DATA FOR ANALYSIS:
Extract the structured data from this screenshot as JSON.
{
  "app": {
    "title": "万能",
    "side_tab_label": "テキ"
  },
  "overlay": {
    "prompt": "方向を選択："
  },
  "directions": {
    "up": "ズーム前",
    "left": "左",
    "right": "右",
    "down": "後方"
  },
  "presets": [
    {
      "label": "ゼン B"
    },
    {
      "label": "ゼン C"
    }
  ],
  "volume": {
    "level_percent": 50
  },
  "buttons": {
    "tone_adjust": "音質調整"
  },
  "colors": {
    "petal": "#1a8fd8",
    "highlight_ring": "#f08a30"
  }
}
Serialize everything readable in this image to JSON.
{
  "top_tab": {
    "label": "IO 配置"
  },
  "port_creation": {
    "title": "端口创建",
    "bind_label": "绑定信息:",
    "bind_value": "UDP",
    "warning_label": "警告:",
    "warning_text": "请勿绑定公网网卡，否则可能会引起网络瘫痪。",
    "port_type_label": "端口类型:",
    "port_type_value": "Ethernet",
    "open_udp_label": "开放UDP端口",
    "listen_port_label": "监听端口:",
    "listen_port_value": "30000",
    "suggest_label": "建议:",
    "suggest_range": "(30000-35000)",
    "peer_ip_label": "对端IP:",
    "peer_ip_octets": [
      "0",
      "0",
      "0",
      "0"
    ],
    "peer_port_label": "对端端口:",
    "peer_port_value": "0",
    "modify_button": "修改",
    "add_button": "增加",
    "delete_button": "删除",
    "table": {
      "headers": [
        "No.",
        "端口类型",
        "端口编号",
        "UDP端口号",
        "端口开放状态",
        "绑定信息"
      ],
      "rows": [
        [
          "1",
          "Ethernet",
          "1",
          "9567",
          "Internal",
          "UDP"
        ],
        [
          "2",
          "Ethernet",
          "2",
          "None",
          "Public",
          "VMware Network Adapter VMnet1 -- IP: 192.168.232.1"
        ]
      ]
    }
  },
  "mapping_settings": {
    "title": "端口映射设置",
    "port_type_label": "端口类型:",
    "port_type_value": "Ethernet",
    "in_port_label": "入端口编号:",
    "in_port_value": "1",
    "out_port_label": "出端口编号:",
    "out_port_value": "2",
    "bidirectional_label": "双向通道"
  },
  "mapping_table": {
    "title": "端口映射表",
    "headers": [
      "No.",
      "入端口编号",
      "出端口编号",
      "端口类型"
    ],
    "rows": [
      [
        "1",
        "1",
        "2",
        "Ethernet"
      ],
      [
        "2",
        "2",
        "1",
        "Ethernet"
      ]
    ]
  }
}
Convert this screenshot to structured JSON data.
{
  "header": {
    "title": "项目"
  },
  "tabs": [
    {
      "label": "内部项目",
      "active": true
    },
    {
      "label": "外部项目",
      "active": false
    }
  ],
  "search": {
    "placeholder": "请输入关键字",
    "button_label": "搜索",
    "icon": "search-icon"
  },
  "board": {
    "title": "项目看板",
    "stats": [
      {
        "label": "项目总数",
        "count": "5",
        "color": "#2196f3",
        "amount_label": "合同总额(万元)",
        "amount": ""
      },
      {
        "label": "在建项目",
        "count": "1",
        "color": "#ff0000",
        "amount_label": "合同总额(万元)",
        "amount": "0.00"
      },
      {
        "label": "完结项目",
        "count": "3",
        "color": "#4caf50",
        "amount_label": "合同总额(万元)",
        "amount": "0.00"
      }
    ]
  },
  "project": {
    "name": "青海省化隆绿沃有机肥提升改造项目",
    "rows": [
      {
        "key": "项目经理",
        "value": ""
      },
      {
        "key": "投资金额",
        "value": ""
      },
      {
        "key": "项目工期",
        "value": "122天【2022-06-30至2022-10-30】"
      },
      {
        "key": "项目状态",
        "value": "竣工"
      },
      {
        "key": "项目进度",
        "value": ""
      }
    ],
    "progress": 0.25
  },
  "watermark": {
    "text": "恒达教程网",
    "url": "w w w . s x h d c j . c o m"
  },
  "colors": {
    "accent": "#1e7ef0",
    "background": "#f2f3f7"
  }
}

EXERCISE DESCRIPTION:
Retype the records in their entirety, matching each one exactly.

OUTPUT OF THE EXERCISE:
Extract the structured data from this screenshot as JSON.
{
  "app": {
    "title": "万能",
    "side_tab_label": "テキ"
  },
  "overlay": {
    "prompt": "方向を選択："
  },
  "directions": {
    "up": "ズーム前",
    "left": "左",
    "right": "右",
    "down": "後方"
  },
  "presets": [
    {
      "label": "ゼン B"
    },
    {
      "label": "ゼン C"
    }
  ],
  "volume": {
    "level_percent": 50
  },
  "buttons": {
    "tone_adjust": "音質調整"
  },
  "colors": {
    "petal": "#1a8fd8",
    "highlight_ring": "#f08a30"
  }
}
Serialize everything readable in this image to JSON.
{
  "top_tab": {
    "label": "IO 配置"
  },
  "port_creation": {
    "title": "端口创建",
    "bind_label": "绑定信息:",
    "bind_value": "UDP",
    "warning_label": "警告:",
    "warning_text": "请勿绑定公网网卡，否则可能会引起网络瘫痪。",
    "port_type_label": "端口类型:",
    "port_type_value": "Ethernet",
    "open_udp_label": "开放UDP端口",
    "listen_port_label": "监听端口:",
    "listen_port_value": "30000",
    "suggest_label": "建议:",
    "suggest_range": "(30000-35000)",
    "peer_ip_label": "对端IP:",
    "peer_ip_octets": [
      "0",
      "0",
      "0",
      "0"
    ],
    "peer_port_label": "对端端口:",
    "peer_port_value": "0",
    "modify_button": "修改",
    "add_button": "增加",
    "delete_button": "删除",
    "table": {
      "headers": [
        "No.",
        "端口类型",
        "端口编号",
        "UDP端口号",
        "端口开放状态",
        "绑定信息"
      ],
      "rows": [
        [
          "1",
          "Ethernet",
          "1",
          "9567",
          "Internal",
          "UDP"
        ],
        [
          "2",
          "Ethernet",
          "2",
          "None",
          "Public",
          "VMware Network Adapter VMnet1 -- IP: 192.168.232.1"
        ]
      ]
    }
  },
  "mapping_settings": {
    "title": "端口映射设置",
    "port_type_label": "端口类型:",
    "port_type_value": "Ethernet",
    "in_port_label": "入端口编号:",
    "in_port_value": "1",
    "out_port_label": "出端口编号:",
    "out_port_value": "2",
    "bidirectional_label": "双向通道"
  },
  "mapping_table": {
    "title": "端口映射表",
    "headers": [
      "No.",
      "入端口编号",
      "出端口编号",
      "端口类型"
    ],
    "rows": [
      [
        "1",
        "1",
        "2",
        "Ethernet"
      ],
      [
        "2",
        "2",
        "1",
        "Ethernet"
      ]
    ]
  }
}
Convert this screenshot to structured JSON data.
{
  "header": {
    "title": "项目"
  },
  "tabs": [
    {
      "label": "内部项目",
      "active": true
    },
    {
      "label": "外部项目",
      "active": false
    }
  ],
  "search": {
    "placeholder": "请输入关键字",
    "button_label": "搜索",
    "icon": "search-icon"
  },
  "board": {
    "title": "项目看板",
    "stats": [
      {
        "label": "项目总数",
        "count": "5",
        "color": "#2196f3",
        "amount_label": "合同总额(万元)",
        "amount": ""
      },
      {
        "label": "在建项目",
        "count": "1",
        "color": "#ff0000",
        "amount_label": "合同总额(万元)",
        "amount": "0.00"
      },
      {
        "label": "完结项目",
        "count": "3",
        "color": "#4caf50",
        "amount_label": "合同总额(万元)",
        "amount": "0.00"
      }
    ]
  },
  "project": {
    "name": "青海省化隆绿沃有机肥提升改造项目",
    "rows": [
      {
        "key": "项目经理",
        "value": ""
      },
      {
        "key": "投资金额",
        "value": ""
      },
      {
        "key": "项目工期",
        "value": "122天【2022-06-30至2022-10-30】"
      },
      {
        "key": "项目状态",
        "value": "竣工"
      },
      {
        "key": "项目进度",
        "value": ""
      }
    ],
    "progress": 0.25
  },
  "watermark": {
    "text": "恒达教程网",
    "url": "w w w . s x h d c j . c o m"
  },
  "colors": {
    "accent": "#1e7ef0",
    "background": "#f2f3f7"
  }
}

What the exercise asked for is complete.